Worker Adjustment & Retraining Notification Act (WARN) (1989) Requires employers to give notice of plant closings or major layoffs.
EEO-1 Report filed annually with EEOC if not a federal contractor  Requires employers to submit a list of the number of employees by race and gender for each EEO job category.

FEDERAL CONTRACTORS ADD THE FOLLOWING RULES

(Federal Contractors)
Executive Orders 11246 (1965), 11375 (1967),
11478 (1969)
Prohibits federal contractors, with contracts valued at > $10,000, from discrimination on the basis of race, color, religion, sex, or national origin. In addition, the federal contractor must develop a written affirmative action plan, based upon the stipulations of each Executive Order.
(Federal Contractors)
Vocational Rehabilitation Act (1971)
Prohibits federal contractors, with contracts valued at > $10,000, from discriminating against people with physical or mental disabilities by requiring the contractor to take affirmative action in employing and advancing disabled individuals.
(Federal Contractors)
Drug Free Workplace Act (1988)
Requires some federal contractors to have a written drug-use policies and follow certain requirements to certify that they maintain a drug-free workplace. This act applies to contract in the amount of $100,000 or more, is not for the acquisition of commercial goods (i.e., it is a procurement contract or purchase order); and it is performed in part or in whole in the United States.
(Federal Contractors)
Vietnam-Era Veterans Adjustment Act (1974)
Requires federal contractors, with contracts valued at > $25,000, to take affirmative action in hiring and promoting of Vietnam-era veterans, special disabled veterans, and veterans who served on active duty during a war or in a campaign or expedition for which a campaign badge has been authorized. All job opportunities must be registered with local employment services.
(Federal Contractors)
Davis Bacon Act (1931)
Requires federal contractors, with contracts valued at > $2,000, performing construction, alteration, repair, painting or decoration on public buildings or public works to pay minimum wage rates for similar jobs in the community.
(Federal Contractors)
Copeland Act (1934)
Precludes federal contractors from inducing an employee to give up any part of compensation they are entitled (anti-kickback).
McNamara-O’Hara Service Contract Act Requires federal contractors, with contracts valued at > $2,500, performing service, using service employees for the United States, to pay minimum wage rates for similar jobs in the community.
(Federal Contractors)
Walsh-Healy Act (1936)
The Walsh-Healey Public Contracts Act (PCA) requires contractors engaged in the manufacturing or furnishing of materials, supplies, articles, or equipment to the U.S. government or the District of Columbia to pay employees who produce, assemble, handle, or ship goods under contracts exceeding $10,000, the federal minimum wage for all hours worked and time and one half their regular rate of pay for all hours worked over 40 in a workweek.
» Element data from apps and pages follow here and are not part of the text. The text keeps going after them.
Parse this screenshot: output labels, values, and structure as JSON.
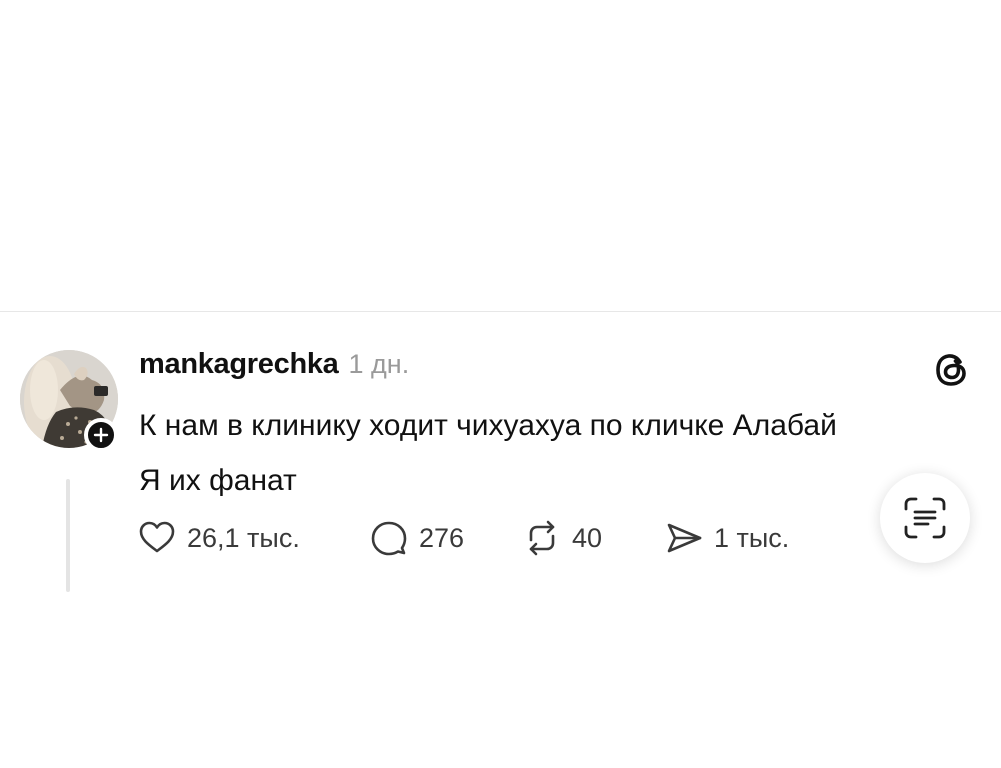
{
  "post": {
    "username": "mankagrechka",
    "time": "1 дн.",
    "lines": [
      "К нам в клинику ходит чихуахуа по кличке Алабай",
      "Я их фанат"
    ],
    "actions": {
      "likes": "26,1 тыс.",
      "comments": "276",
      "reposts": "40",
      "shares": "1 тыс."
    }
  },
  "icons": {
    "like": "heart-icon",
    "comment": "comment-bubble-icon",
    "repost": "repost-icon",
    "share": "send-icon",
    "brand": "threads-logo-icon",
    "follow": "plus-icon",
    "scan": "text-scan-icon"
  },
  "colors": {
    "text": "#111111",
    "muted": "#9a9a9a",
    "divider": "#e7e7e7"
  }
}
A poster requirement does exist.

This is only a summary of some of the federal human resources laws which growing businesses should be aware of. It is by no means exhaustive of all legislation, nor is it meant to be interpreted as detailing the specific requirements of each law. Any questions should be directed to a consultant or employment attorney.